Over the last couple of decades, the cost of receiving long-term care in a facility has gone up dramatically. A recent Genworth study shows that the average private room in a nursing facility can run you over $100,000 per year. Even at the standard 3% inflation rate, that number will grow to $180,000 in 20 years. Many baby boomers have not insured themselves against this risk and most Gen Xers think it is a problem they can worry about when they get older.
But what is being overlooked is a little-known legal doctrine called
Filial support laws. These are rules that could hold you responsible for the
long-term care bills of your parents or other family members. Over half the
states have these rules and many have been around for decades. While this has
not been much of an issue in the past, with an aging population and an
increasing need for care, many states are revisiting these old rules. So far,
Pennsylvania is the only state that is strictly enforcing their law. (See list
below for other states with some form of the law).
At this point you might be thinking, "doesn't Medicare or Medicaid cover
me for this." The answer is that Medicare only covers rehabilitative care, not
custodial long-term care. And Medicaid is only available when you completely
run out of money. To qualify for Medicaid most states have resource limits of
around $2000. That means you must spend all your money down to that limit
before the system starts paying. And do not think you will get to give all your
money to your kids to qualify. There is a 5-year look back rule that will make
you ineligible for Medicaid for a certain period if you transfer assets for
less than fair market value.
Because Medicaid pays a limited daily benefit, you will often find that
the quality of care given is lacking. Since the system was designed as a safety
net and more and more people are relying on the program, it is putting lots of
stress on state budgets. The solution is either for the state to raise taxes to
cover the increasing demand, or dust off the old Filial support laws.
So, what is Your Smart Money Move to avoid being on the hook? If you are a baby boomer, spend some time with a financial professional to plan out how you will pay for possible care. And if you are young, bring up the subject to your parents. If they cannot afford to buy long-term care insurance, there is nothing wrong with helping them pay the premiums. After all, they probably paid for your college when they should have been saving for their care.

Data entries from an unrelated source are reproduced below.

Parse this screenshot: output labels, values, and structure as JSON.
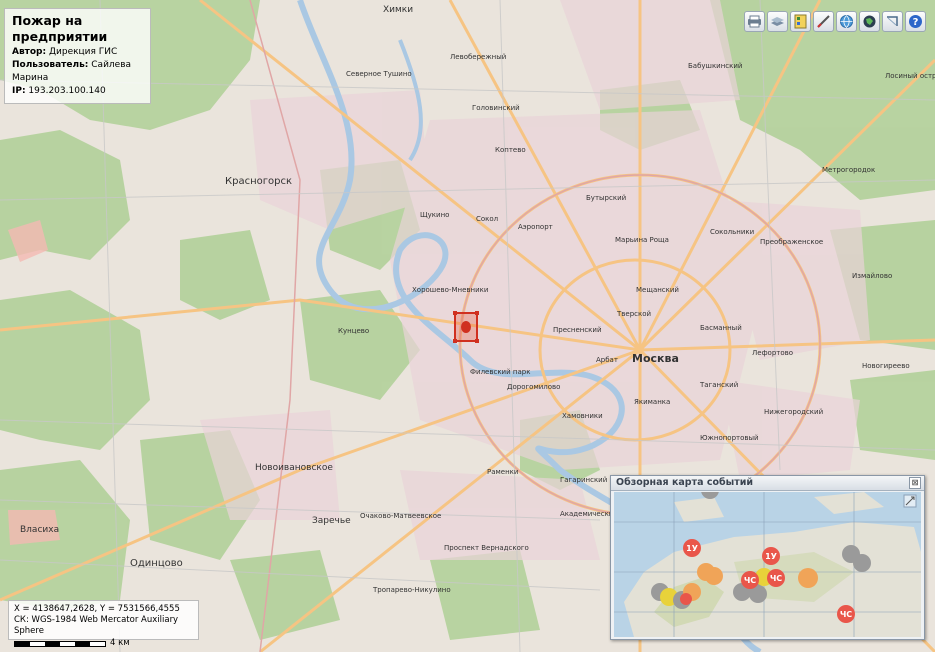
{
  "info": {
    "title": "Пожар на предприятии",
    "author_label": "Автор:",
    "author": "Дирекция ГИС",
    "user_label": "Пользователь:",
    "user": "Сайлева Марина",
    "ip_label": "IP:",
    "ip": "193.203.100.140"
  },
  "toolbar": {
    "icons": [
      "printer-icon",
      "layers-icon",
      "legend-icon",
      "measure-icon",
      "globe-icon",
      "basemap-icon",
      "window-icon",
      "help-icon"
    ]
  },
  "coords": {
    "xy": "X = 4138647,2628, Y = 7531566,4555",
    "crs": "СК: WGS-1984 Web Mercator Auxiliary Sphere",
    "scale_label": "4 км"
  },
  "overview": {
    "title": "Обзорная карта событий",
    "close": "⊠",
    "markers": [
      {
        "label": "1У",
        "color": "#e9564a"
      },
      {
        "label": "1У",
        "color": "#e9564a"
      },
      {
        "label": "ЧС",
        "color": "#e9564a"
      },
      {
        "label": "ЧС",
        "color": "#e9564a"
      },
      {
        "label": "ЧС",
        "color": "#e9564a"
      }
    ]
  },
  "map_labels": {
    "moscow": "Москва",
    "khimki": "Химки",
    "krasnogorsk": "Красногорск",
    "odintsovo": "Одинцово",
    "novoivanovskoe": "Новоивановское",
    "zarechye": "Заречье",
    "vlasikha": "Власиха",
    "tushino": "Северное Тушино",
    "sokol": "Сокол",
    "aeroport": "Аэропорт",
    "marina": "Марьина Роща",
    "sokolniki": "Сокольники",
    "lefortovo": "Лефортово",
    "tagansky": "Таганский",
    "arbat": "Арбат",
    "khamovniki": "Хамовники",
    "ramenki": "Раменки",
    "ochakovo": "Очаково-Матвеевское",
    "babushkinsky": "Бабушкинский",
    "preobrazhenskoe": "Преображенское",
    "izmaylovo": "Измайлово",
    "yuzhnoportovy": "Южнопортовый",
    "akademichesky": "Академический",
    "gagarinsky": "Гагаринский",
    "filevsky": "Филевский парк",
    "dorogomilovo": "Дорогомилово",
    "presnensky": "Пресненский",
    "shchukino": "Щукино",
    "khoroshevo": "Хорошево-Мневники",
    "kuntsevo": "Кунцево",
    "troparevo": "Тропарево-Никулино",
    "prospekt": "Проспект Вернадского",
    "butyrsky": "Бутырский",
    "tverskoy": "Тверской",
    "meshchansky": "Мещанский",
    "koptevo": "Коптево",
    "levoberezhny": "Левобережный",
    "golovinsky": "Головинский",
    "nizhegorodsky": "Нижегородский",
    "basmanny": "Басманный",
    "yakimanka": "Якиманка",
    "novogireevo": "Новогиреево",
    "metrogorodok": "Метрогородок",
    "losiny": "Лосиный остров"
  }
}
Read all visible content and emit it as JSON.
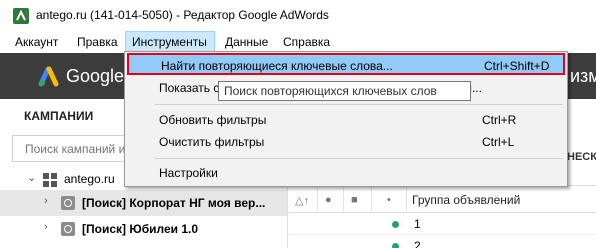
{
  "window": {
    "title": "antego.ru (141-014-5050) - Редактор Google AdWords"
  },
  "menubar": {
    "items": [
      "Аккаунт",
      "Правка",
      "Инструменты",
      "Данные",
      "Справка"
    ]
  },
  "header": {
    "logo_text": "Google",
    "right_text": "изм"
  },
  "left_panel": {
    "title": "КАМПАНИИ",
    "search_placeholder": "Поиск кампаний и",
    "tree": [
      {
        "label": "antego.ru"
      },
      {
        "label": "[Поиск] Корпорат НГ моя вер..."
      },
      {
        "label": "[Поиск] Юбилеи 1.0"
      }
    ]
  },
  "right_panel": {
    "column_header_partial": "НЕСК",
    "table_header_label": "Группа объявлений",
    "rows": [
      "1",
      "2"
    ]
  },
  "dropdown": {
    "items": [
      {
        "label": "Найти повторяющиеся ключевые слова...",
        "shortcut": "Ctrl+Shift+D"
      },
      {
        "label": "Показать с",
        "shortcut": "",
        "trailing": "ми..."
      },
      {
        "label": "Обновить фильтры",
        "shortcut": "Ctrl+R"
      },
      {
        "label": "Очистить фильтры",
        "shortcut": "Ctrl+L"
      },
      {
        "label": "Настройки",
        "shortcut": ""
      }
    ]
  },
  "tooltip": {
    "text": "Поиск повторяющихся ключевых слов"
  },
  "colors": {
    "menu_highlight": "#91c9f7",
    "highlight_border": "#e3001b",
    "header_bg": "#3c3c3c",
    "status_dot": "#1fa07a"
  }
}
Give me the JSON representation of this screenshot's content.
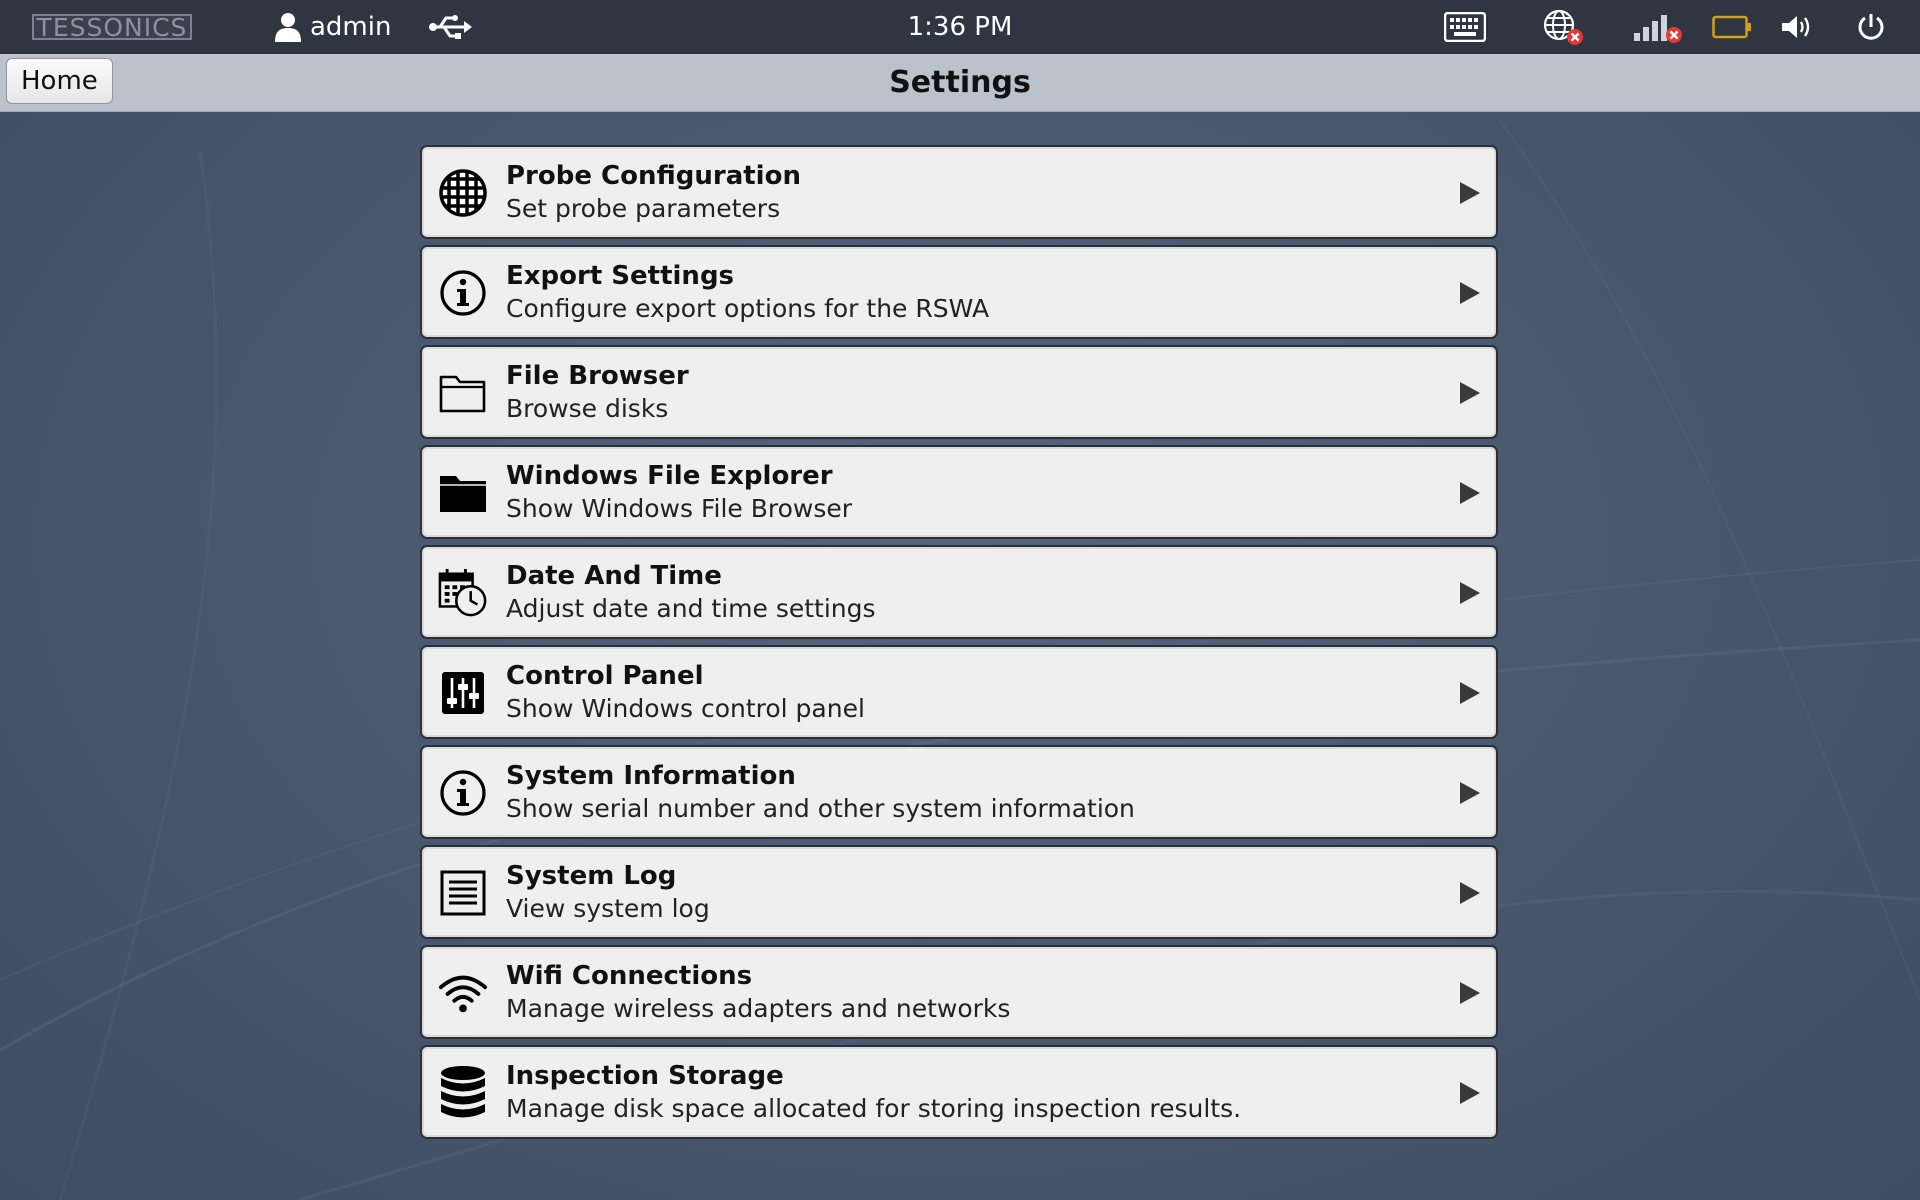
{
  "topbar": {
    "logo": "TESSONICS",
    "user": "admin",
    "time": "1:36 PM",
    "icons": [
      "user-icon",
      "usb-icon",
      "keyboard-icon",
      "globe-disconnected-icon",
      "signal-disconnected-icon",
      "battery-icon",
      "volume-icon",
      "power-icon"
    ]
  },
  "header": {
    "home_label": "Home",
    "title": "Settings"
  },
  "settings": [
    {
      "label": "Probe Configuration",
      "desc": "Set probe parameters",
      "icon": "probe-grid-icon"
    },
    {
      "label": "Export Settings",
      "desc": "Configure export options for the RSWA",
      "icon": "info-icon"
    },
    {
      "label": "File Browser",
      "desc": "Browse disks",
      "icon": "folder-outline-icon"
    },
    {
      "label": "Windows File Explorer",
      "desc": "Show Windows File Browser",
      "icon": "folder-filled-icon"
    },
    {
      "label": "Date And Time",
      "desc": "Adjust date and time settings",
      "icon": "calendar-clock-icon"
    },
    {
      "label": "Control Panel",
      "desc": "Show Windows control panel",
      "icon": "sliders-icon"
    },
    {
      "label": "System Information",
      "desc": "Show serial number and other system information",
      "icon": "info-icon"
    },
    {
      "label": "System Log",
      "desc": "View system log",
      "icon": "log-list-icon"
    },
    {
      "label": "Wifi Connections",
      "desc": "Manage wireless adapters and networks",
      "icon": "wifi-icon"
    },
    {
      "label": "Inspection Storage",
      "desc": "Manage disk space allocated for storing inspection results.",
      "icon": "database-icon"
    }
  ],
  "colors": {
    "topbar": "#2f3642",
    "header": "#bcc2cc",
    "row_bg": "#efefef",
    "status_error": "#e53935",
    "battery": "#d4a017"
  }
}
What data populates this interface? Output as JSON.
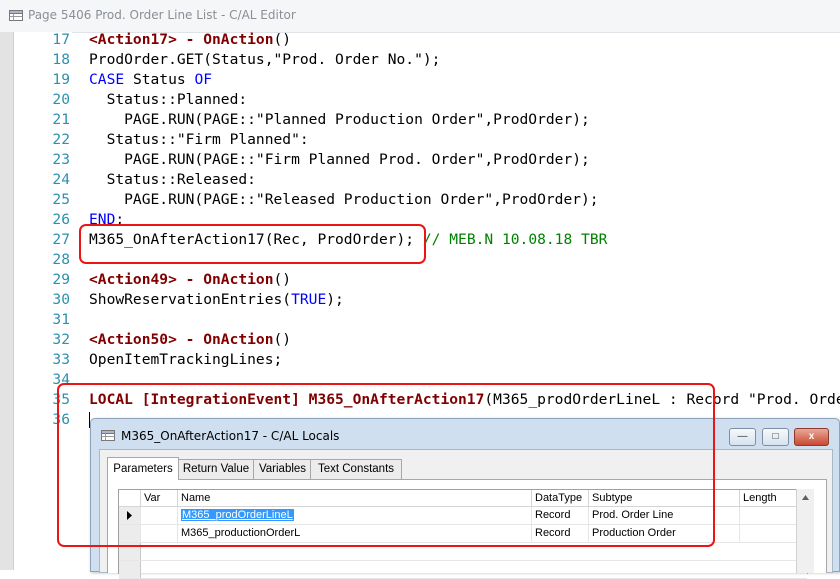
{
  "window": {
    "title": "Page 5406 Prod. Order Line List - C/AL Editor"
  },
  "code_lines": [
    {
      "num": "17",
      "tokens": [
        {
          "t": "<Action17> - OnAction",
          "c": "tr"
        },
        {
          "t": "()",
          "c": ""
        }
      ]
    },
    {
      "num": "18",
      "tokens": [
        {
          "t": "ProdOrder.GET(Status,\"Prod. Order No.\");",
          "c": ""
        }
      ]
    },
    {
      "num": "19",
      "tokens": [
        {
          "t": "CASE",
          "c": "kw"
        },
        {
          "t": " Status ",
          "c": ""
        },
        {
          "t": "OF",
          "c": "kw"
        }
      ]
    },
    {
      "num": "20",
      "tokens": [
        {
          "t": "  Status::Planned:",
          "c": ""
        }
      ]
    },
    {
      "num": "21",
      "tokens": [
        {
          "t": "    PAGE.RUN(PAGE::\"Planned Production Order\",ProdOrder);",
          "c": ""
        }
      ]
    },
    {
      "num": "22",
      "tokens": [
        {
          "t": "  Status::\"Firm Planned\":",
          "c": ""
        }
      ]
    },
    {
      "num": "23",
      "tokens": [
        {
          "t": "    PAGE.RUN(PAGE::\"Firm Planned Prod. Order\",ProdOrder);",
          "c": ""
        }
      ]
    },
    {
      "num": "24",
      "tokens": [
        {
          "t": "  Status::Released:",
          "c": ""
        }
      ]
    },
    {
      "num": "25",
      "tokens": [
        {
          "t": "    PAGE.RUN(PAGE::\"Released Production Order\",ProdOrder);",
          "c": ""
        }
      ]
    },
    {
      "num": "26",
      "tokens": [
        {
          "t": "END",
          "c": "kw"
        },
        {
          "t": ";",
          "c": ""
        }
      ]
    },
    {
      "num": "27",
      "tokens": [
        {
          "t": "M365_OnAfterAction17(Rec, ProdOrder);",
          "c": ""
        },
        {
          "t": " ",
          "c": ""
        },
        {
          "t": "// MEB.N 10.08.18 TBR",
          "c": "cm"
        }
      ]
    },
    {
      "num": "28",
      "tokens": []
    },
    {
      "num": "29",
      "tokens": [
        {
          "t": "<Action49> - OnAction",
          "c": "tr"
        },
        {
          "t": "()",
          "c": ""
        }
      ]
    },
    {
      "num": "30",
      "tokens": [
        {
          "t": "ShowReservationEntries(",
          "c": ""
        },
        {
          "t": "TRUE",
          "c": "kw"
        },
        {
          "t": ");",
          "c": ""
        }
      ]
    },
    {
      "num": "31",
      "tokens": []
    },
    {
      "num": "32",
      "tokens": [
        {
          "t": "<Action50> - OnAction",
          "c": "tr"
        },
        {
          "t": "()",
          "c": ""
        }
      ]
    },
    {
      "num": "33",
      "tokens": [
        {
          "t": "OpenItemTrackingLines;",
          "c": ""
        }
      ]
    },
    {
      "num": "34",
      "tokens": []
    },
    {
      "num": "35",
      "tokens": [
        {
          "t": "LOCAL [IntegrationEvent] M365_OnAfterAction17",
          "c": "tr"
        },
        {
          "t": "(M365_prodOrderLineL : Record \"Prod. Orde",
          "c": ""
        }
      ]
    },
    {
      "num": "36",
      "tokens": []
    }
  ],
  "locals_dialog": {
    "title": "M365_OnAfterAction17 - C/AL Locals",
    "tabs": [
      "Parameters",
      "Return Value",
      "Variables",
      "Text Constants"
    ],
    "active_tab": "Parameters",
    "columns": [
      "Var",
      "Name",
      "DataType",
      "Subtype",
      "Length"
    ],
    "rows": [
      {
        "var": "",
        "name": "M365_prodOrderLineL",
        "datatype": "Record",
        "subtype": "Prod. Order Line",
        "length": ""
      },
      {
        "var": "",
        "name": "M365_productionOrderL",
        "datatype": "Record",
        "subtype": "Production Order",
        "length": ""
      }
    ],
    "buttons": {
      "minimize": "—",
      "maximize": "□",
      "close": "x"
    }
  },
  "colors": {
    "keyword": "#0000ff",
    "trigger": "#800000",
    "comment": "#008000",
    "line_number": "#2b91af",
    "annotation": "#ea1515"
  }
}
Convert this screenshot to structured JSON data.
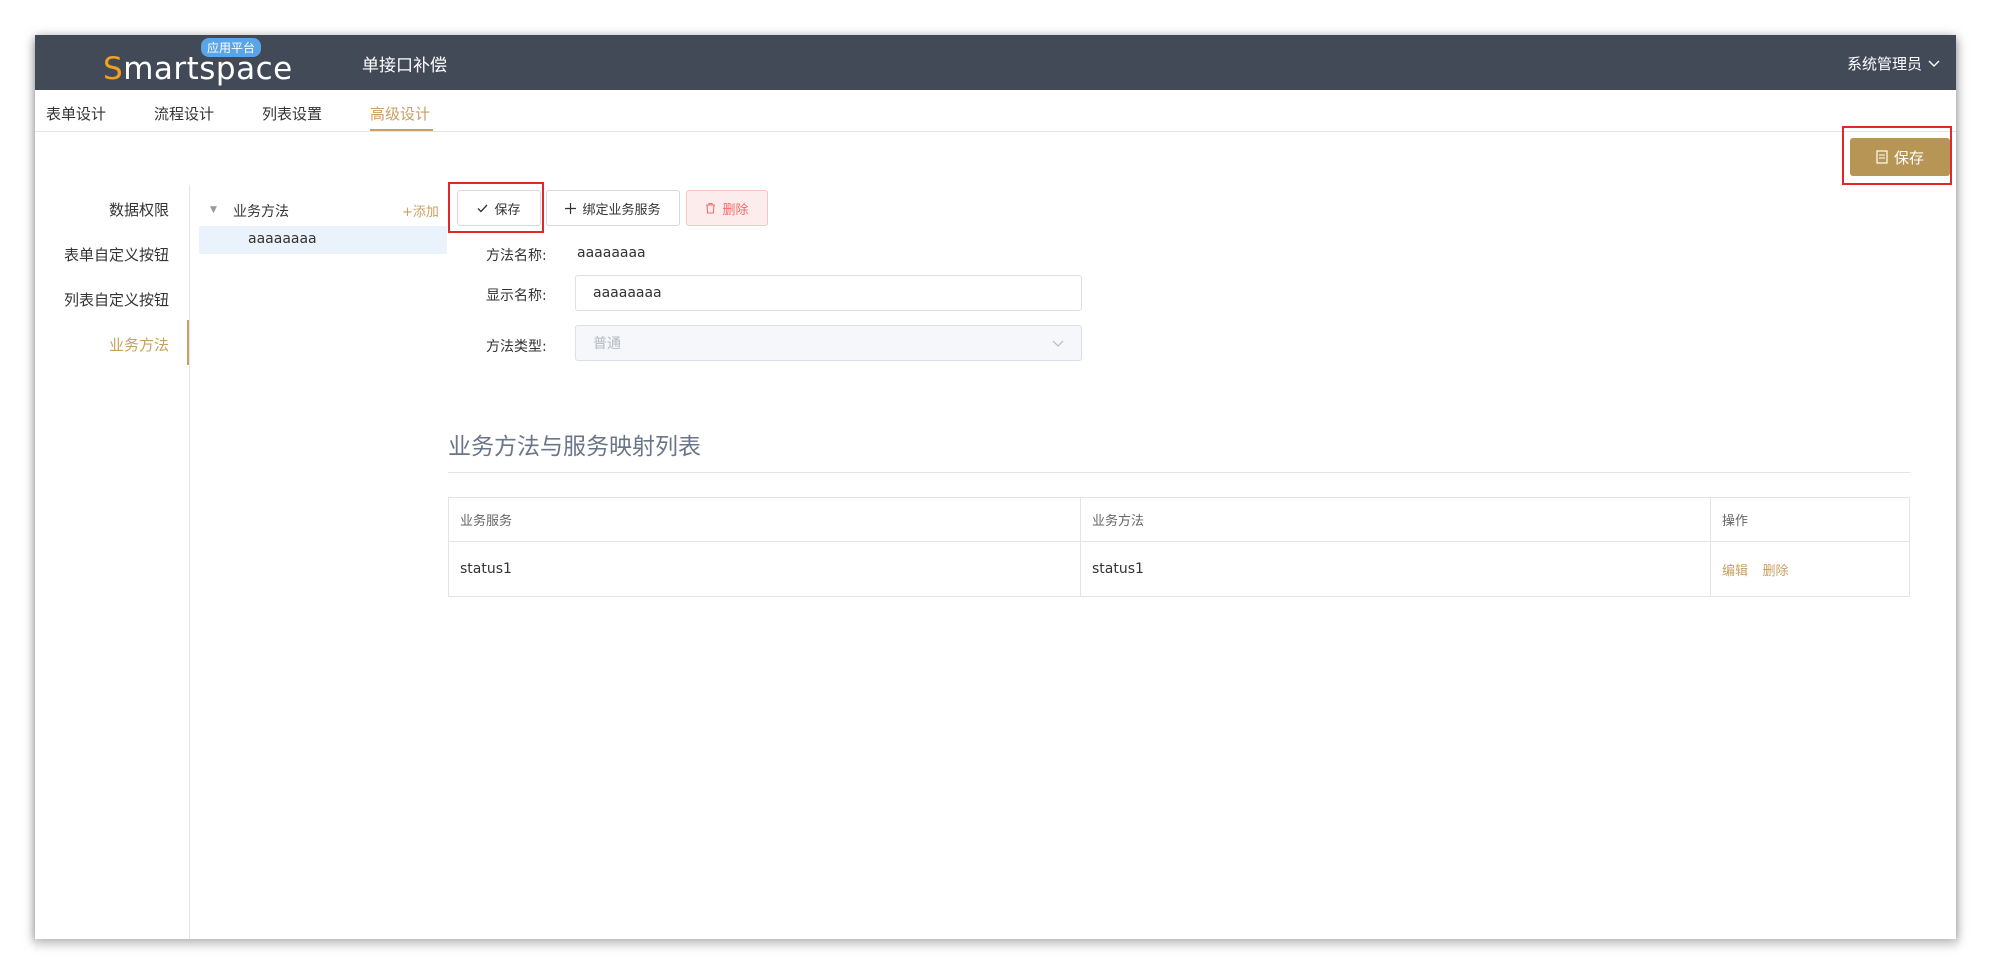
{
  "header": {
    "logo_text_s": "S",
    "logo_text_rest": "martspace",
    "logo_badge": "应用平台",
    "app_title": "单接口补偿",
    "user_name": "系统管理员"
  },
  "tabs": [
    {
      "label": "表单设计"
    },
    {
      "label": "流程设计"
    },
    {
      "label": "列表设置"
    },
    {
      "label": "高级设计"
    }
  ],
  "top_save_label": "保存",
  "side_nav": [
    {
      "label": "数据权限"
    },
    {
      "label": "表单自定义按钮"
    },
    {
      "label": "列表自定义按钮"
    },
    {
      "label": "业务方法"
    }
  ],
  "tree": {
    "root_label": "业务方法",
    "add_label": "+添加",
    "child_label": "aaaaaaaa"
  },
  "toolbar": {
    "save_label": "保存",
    "bind_label": "绑定业务服务",
    "delete_label": "删除"
  },
  "form": {
    "method_name_label": "方法名称:",
    "method_name_value": "aaaaaaaa",
    "display_name_label": "显示名称:",
    "display_name_value": "aaaaaaaa",
    "method_type_label": "方法类型:",
    "method_type_value": "普通"
  },
  "mapping": {
    "title": "业务方法与服务映射列表",
    "columns": [
      "业务服务",
      "业务方法",
      "操作"
    ],
    "rows": [
      {
        "service": "status1",
        "method": "status1",
        "edit": "编辑",
        "delete": "删除"
      }
    ]
  },
  "colors": {
    "accent": "#c9a062",
    "topbar": "#434a57",
    "highlight_box": "#e4262b"
  }
}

States with Filial Laws: Alaska, Arkansas, California, Connecticut, Delaware, Georgia, Indiana, Iowa, Kentucky, Louisiana, Maryland, Massachusetts, Mississippi, Montana, Nevada, New Hampshire, New Jersey, North Carolina, North Dakota, Ohio, Oregon, Pennsylvania, Rhode Island, South Dakota, Tennessee, Utah, Vermont, Virginia, West Virginia, and Puerto Rico.